## What you need to do
Set out each line from the following listing that includes the word "against".

____________

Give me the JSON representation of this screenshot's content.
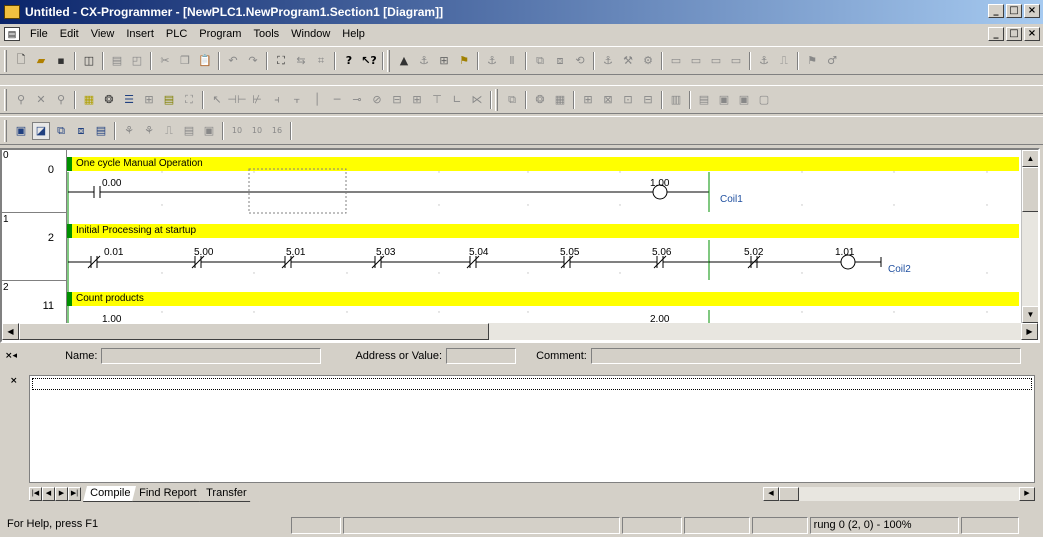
{
  "window": {
    "title": "Untitled - CX-Programmer - [NewPLC1.NewProgram1.Section1 [Diagram]]"
  },
  "caption_buttons": {
    "minimize": "_",
    "maximize": "□",
    "close": "×"
  },
  "menu": [
    "File",
    "Edit",
    "View",
    "Insert",
    "PLC",
    "Program",
    "Tools",
    "Window",
    "Help"
  ],
  "toolbar_icons": {
    "row1": [
      "new-icon",
      "open-icon",
      "save-icon",
      "preview-icon",
      "print-icon",
      "print-preview-icon",
      "cut-icon",
      "copy-icon",
      "paste-icon",
      "undo-icon",
      "redo-icon",
      "find-icon",
      "replace-icon",
      "address-icon",
      "help-icon",
      "context-help-icon",
      "online-icon",
      "monitor-icon",
      "transfer-icon",
      "compare-icon",
      "pause-icon",
      "program-mode-icon",
      "debug-mode-icon",
      "monitor-mode-icon",
      "run-icon",
      "differential-icon",
      "force-on-icon",
      "force-off-icon",
      "set-value-icon",
      "io-table-icon",
      "setup-icon"
    ],
    "row2": [
      "zoom-in-icon",
      "zoom-out-icon",
      "zoom-icon",
      "grid-icon",
      "symbol-icon",
      "list-icon",
      "comment-icon",
      "rung-comment-icon",
      "window-icon",
      "select-icon",
      "contact-no-icon",
      "contact-nc-icon",
      "or-no-icon",
      "or-nc-icon",
      "vertical-icon",
      "horizontal-icon",
      "coil-no-icon",
      "coil-nc-icon",
      "instruction-icon",
      "instruction2-icon",
      "function-block-icon",
      "pfb-icon",
      "iil-icon",
      "compile-icon",
      "online-edit-icon",
      "online-edit-cancel-icon",
      "transfer-changes-icon",
      "undo-edit-icon",
      "cross-ref-icon",
      "watch-icon",
      "memory-icon",
      "table-icon"
    ],
    "row3": [
      "project-window-icon",
      "output-window-icon",
      "watch-window-icon",
      "address-ref-icon",
      "properties-icon",
      "cross-ref-report-icon",
      "data-trace-icon",
      "time-chart-icon",
      "memory-card-icon",
      "io-icon"
    ],
    "row3_numbers": [
      "10",
      "10",
      "16"
    ]
  },
  "diagram": {
    "rungs": [
      {
        "rung": "0",
        "step": "0",
        "comment": "One cycle Manual Operation"
      },
      {
        "rung": "1",
        "step": "2",
        "comment": "Initial Processing at startup"
      },
      {
        "rung": "2",
        "step": "11",
        "comment": "Count products"
      }
    ],
    "rung0": {
      "contact": "0.00",
      "coil": "1.00",
      "coil_name": "Coil1"
    },
    "rung1": {
      "contacts": [
        "0.01",
        "5.00",
        "5.01",
        "5.03",
        "5.04",
        "5.05",
        "5.06",
        "5.02"
      ],
      "coil": "1.01",
      "coil_name": "Coil2"
    },
    "rung2": {
      "contact": "1.00",
      "coil": "2.00"
    }
  },
  "infobar": {
    "name_label": "Name:",
    "address_label": "Address or Value:",
    "comment_label": "Comment:"
  },
  "output_tabs": [
    "Compile",
    "Find Report",
    "Transfer"
  ],
  "status": {
    "help": "For Help, press F1",
    "position": "rung 0 (2, 0)  - 100%"
  }
}
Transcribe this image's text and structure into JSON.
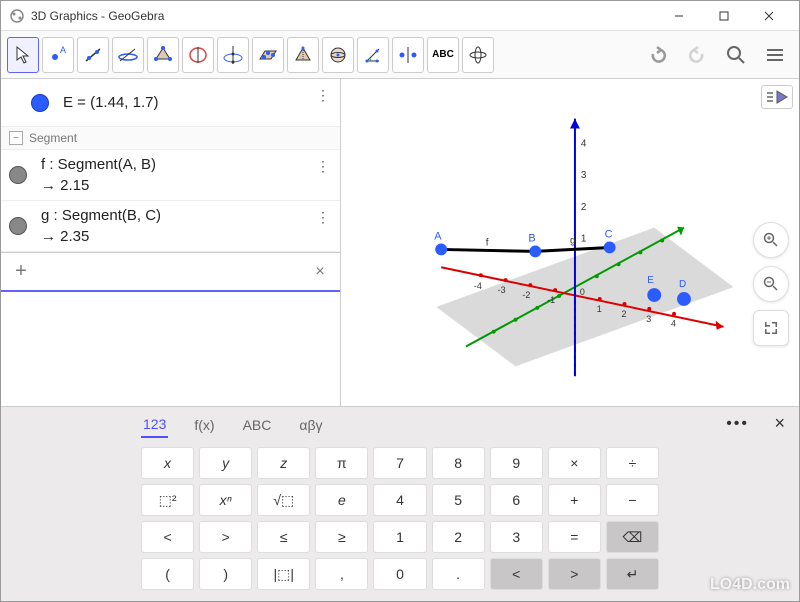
{
  "window": {
    "title": "3D Graphics - GeoGebra"
  },
  "algebra": {
    "pointE": "E = (1.44, 1.7)",
    "segmentHeader": "Segment",
    "f_label": "f : Segment(A, B)",
    "f_val": "→   2.15",
    "g_label": "g : Segment(B, C)",
    "g_val": "→   2.35",
    "plus": "+",
    "clear": "×"
  },
  "keyboard": {
    "tabs": {
      "t123": "123",
      "fx": "f(x)",
      "abc": "ABC",
      "greek": "αβγ"
    },
    "more": "•••",
    "close": "×",
    "rows": [
      [
        "x",
        "y",
        "z",
        "π",
        "7",
        "8",
        "9",
        "×",
        "÷"
      ],
      [
        "⬚²",
        "xⁿ",
        "√⬚",
        "e",
        "4",
        "5",
        "6",
        "+",
        "−"
      ],
      [
        "<",
        ">",
        "≤",
        "≥",
        "1",
        "2",
        "3",
        "=",
        "⌫"
      ],
      [
        "(",
        ")",
        "|⬚|",
        ",",
        "0",
        ".",
        "<",
        ">",
        "↵"
      ]
    ]
  },
  "watermark": "LO4D.com"
}
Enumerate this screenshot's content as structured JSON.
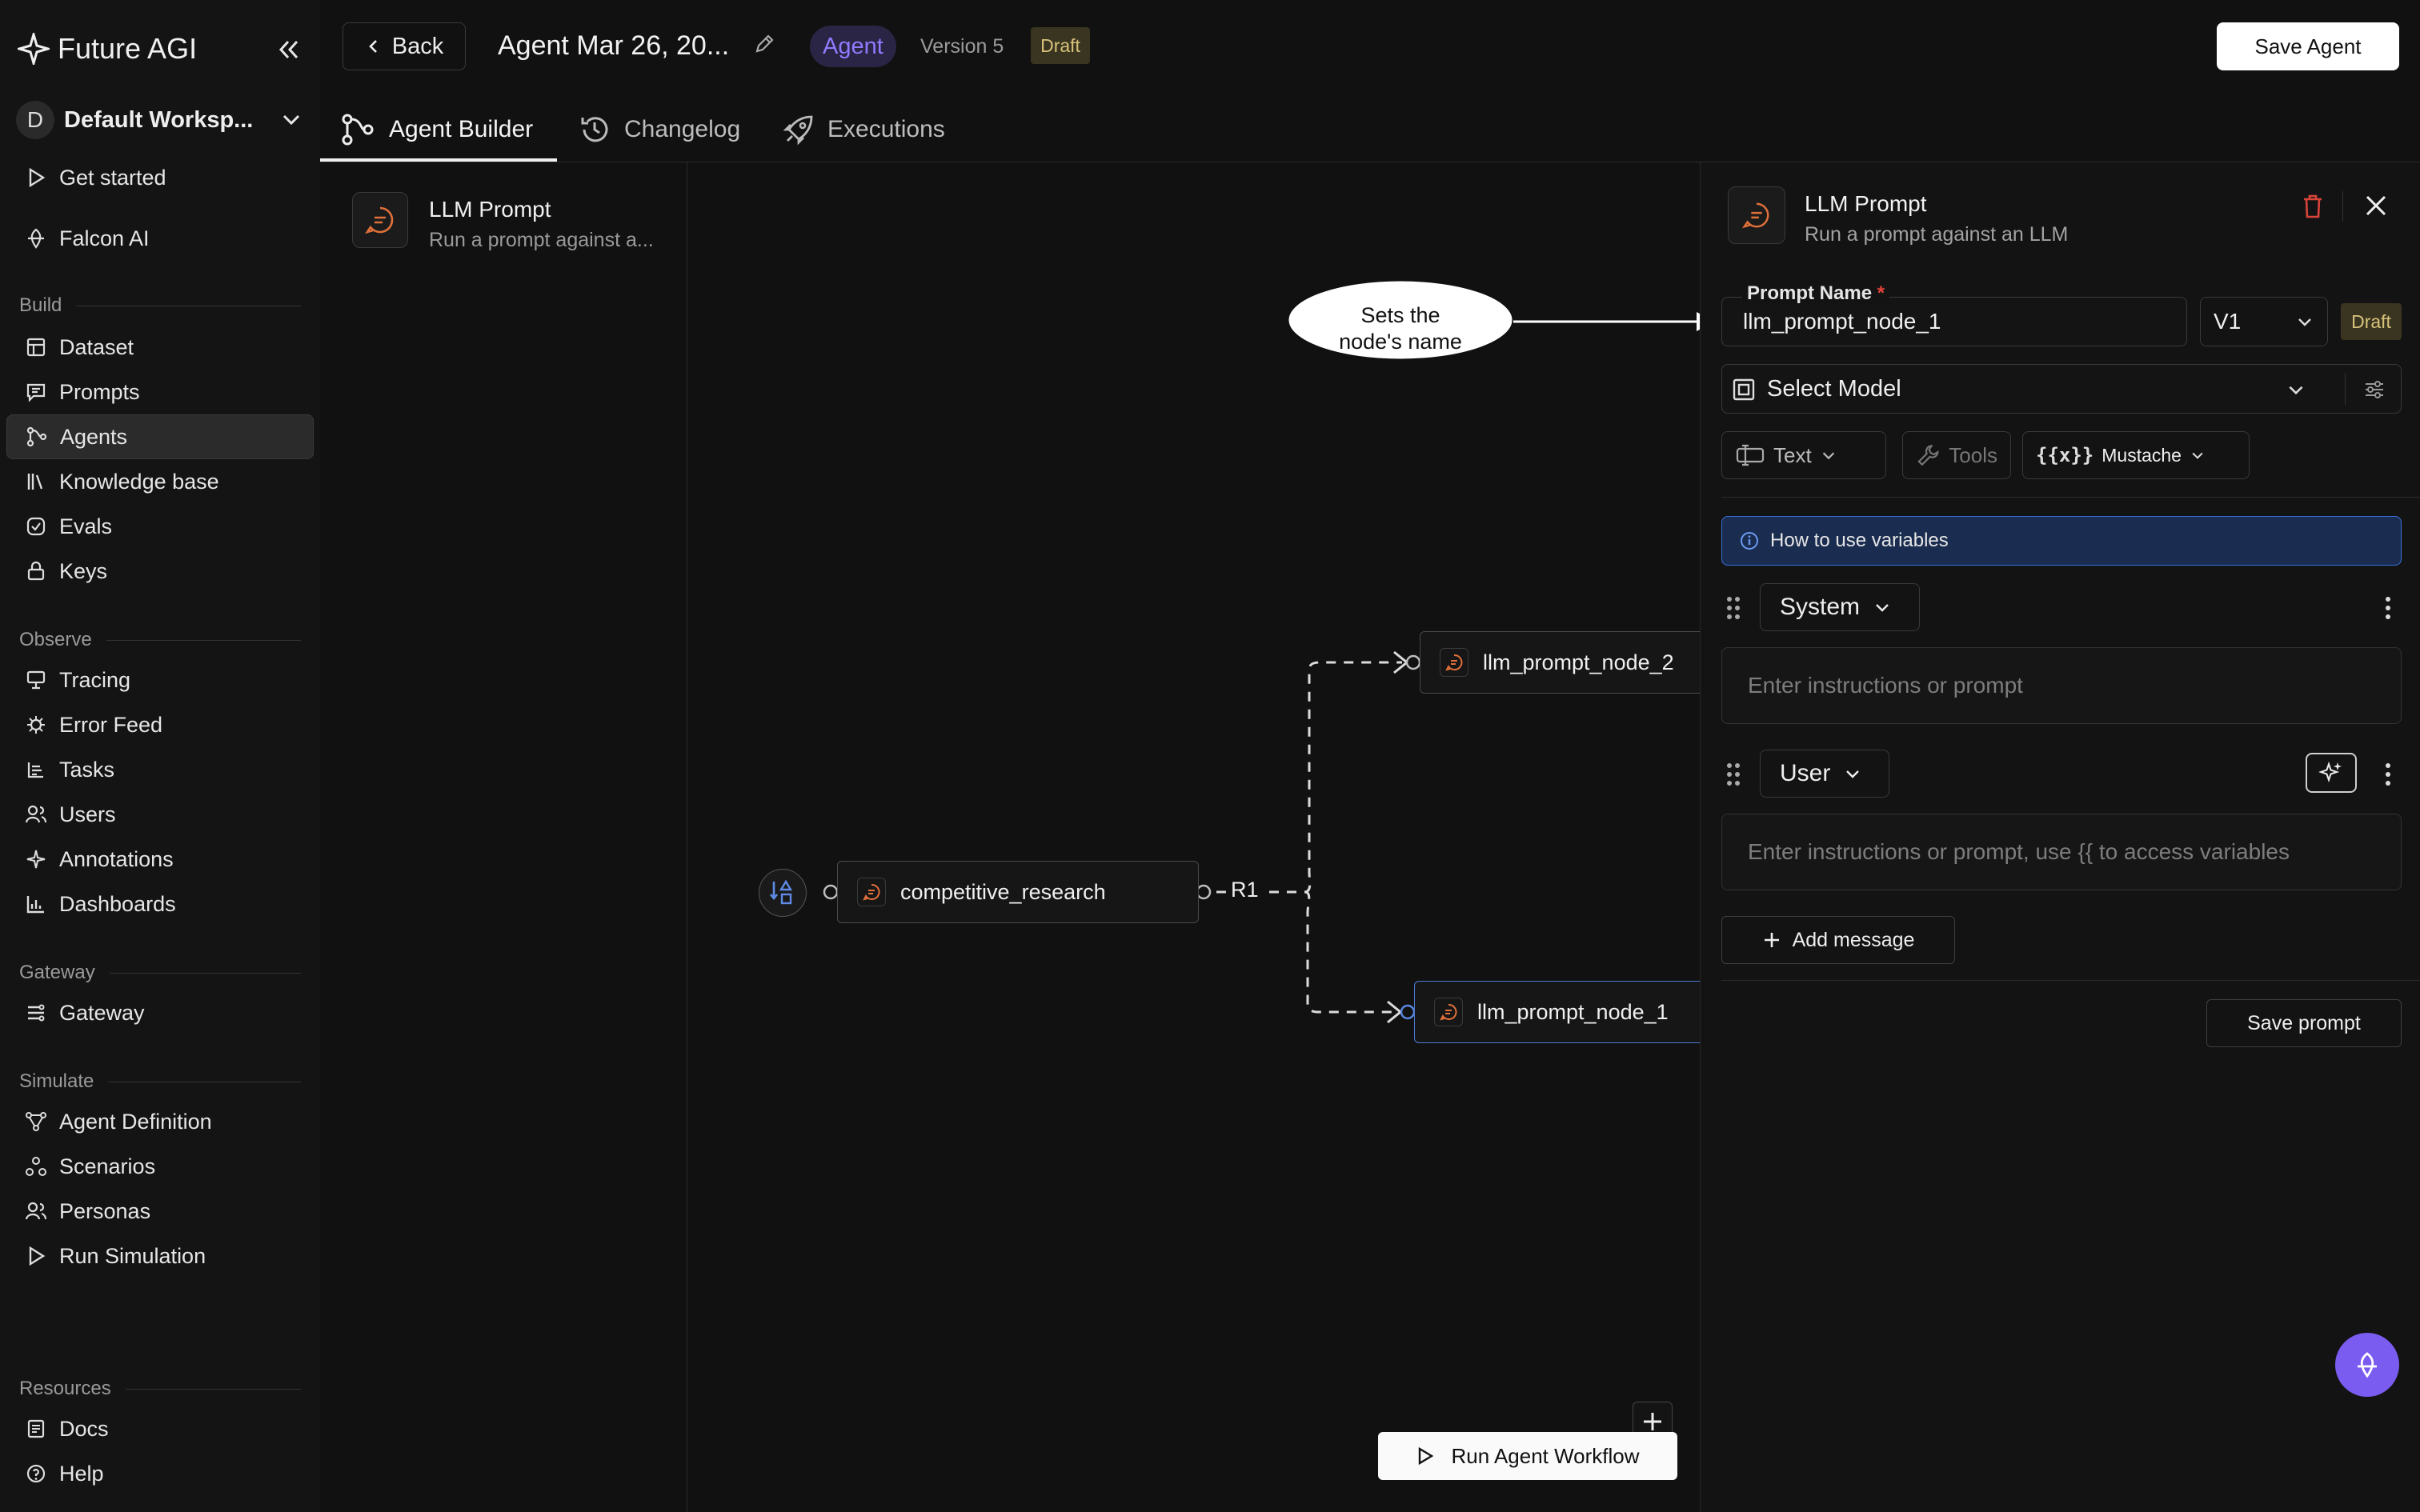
{
  "brand": {
    "name": "Future AGI"
  },
  "workspace": {
    "initial": "D",
    "name": "Default Worksp..."
  },
  "sidebar": {
    "top_items": [
      {
        "label": "Get started",
        "icon": "play-icon"
      },
      {
        "label": "Falcon AI",
        "icon": "falcon-icon"
      }
    ],
    "sections": {
      "build": "Build",
      "observe": "Observe",
      "gateway": "Gateway",
      "simulate": "Simulate",
      "resources": "Resources"
    },
    "build_items": [
      "Dataset",
      "Prompts",
      "Agents",
      "Knowledge base",
      "Evals",
      "Keys"
    ],
    "observe_items": [
      "Tracing",
      "Error Feed",
      "Tasks",
      "Users",
      "Annotations",
      "Dashboards"
    ],
    "gateway_items": [
      "Gateway"
    ],
    "simulate_items": [
      "Agent Definition",
      "Scenarios",
      "Personas",
      "Run Simulation"
    ],
    "resources_items": [
      "Docs",
      "Help"
    ],
    "active": "Agents"
  },
  "topbar": {
    "back_label": "Back",
    "agent_title": "Agent Mar 26, 20...",
    "agent_badge": "Agent",
    "version": "Version 5",
    "draft": "Draft",
    "save_label": "Save Agent"
  },
  "tabs": [
    "Agent Builder",
    "Changelog",
    "Executions"
  ],
  "library": {
    "title": "LLM Prompt",
    "subtitle": "Run a prompt against a..."
  },
  "canvas": {
    "nodes": {
      "source": "competitive_research",
      "top": "llm_prompt_node_2",
      "bottom": "llm_prompt_node_1"
    },
    "edge_label": "R1",
    "annotation": [
      "Sets the",
      "node's name"
    ],
    "run_label": "Run Agent Workflow"
  },
  "panel": {
    "title": "LLM Prompt",
    "subtitle": "Run a prompt against an LLM",
    "prompt_name_label": "Prompt Name",
    "prompt_name_value": "llm_prompt_node_1",
    "version": "V1",
    "draft": "Draft",
    "model_placeholder": "Select Model",
    "format_label": "Text",
    "tools_label": "Tools",
    "template_icon": "{{x}}",
    "template_label": "Mustache",
    "info_label": "How to use variables",
    "system_role": "System",
    "system_placeholder": "Enter instructions or prompt",
    "user_role": "User",
    "user_placeholder": "Enter instructions or prompt, use {{ to access variables",
    "add_message": "Add message",
    "save_prompt": "Save prompt"
  },
  "colors": {
    "background": "#111111",
    "accent_purple": "#7b5cf0",
    "info_blue": "#3b6fd6",
    "node_icon_orange": "#e0703a",
    "delete_red": "#d9443a"
  }
}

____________

## Solution to the exercise
    "subtitle": "Run a prompt against a..."
    "subtitle": "Run a prompt against an LLM",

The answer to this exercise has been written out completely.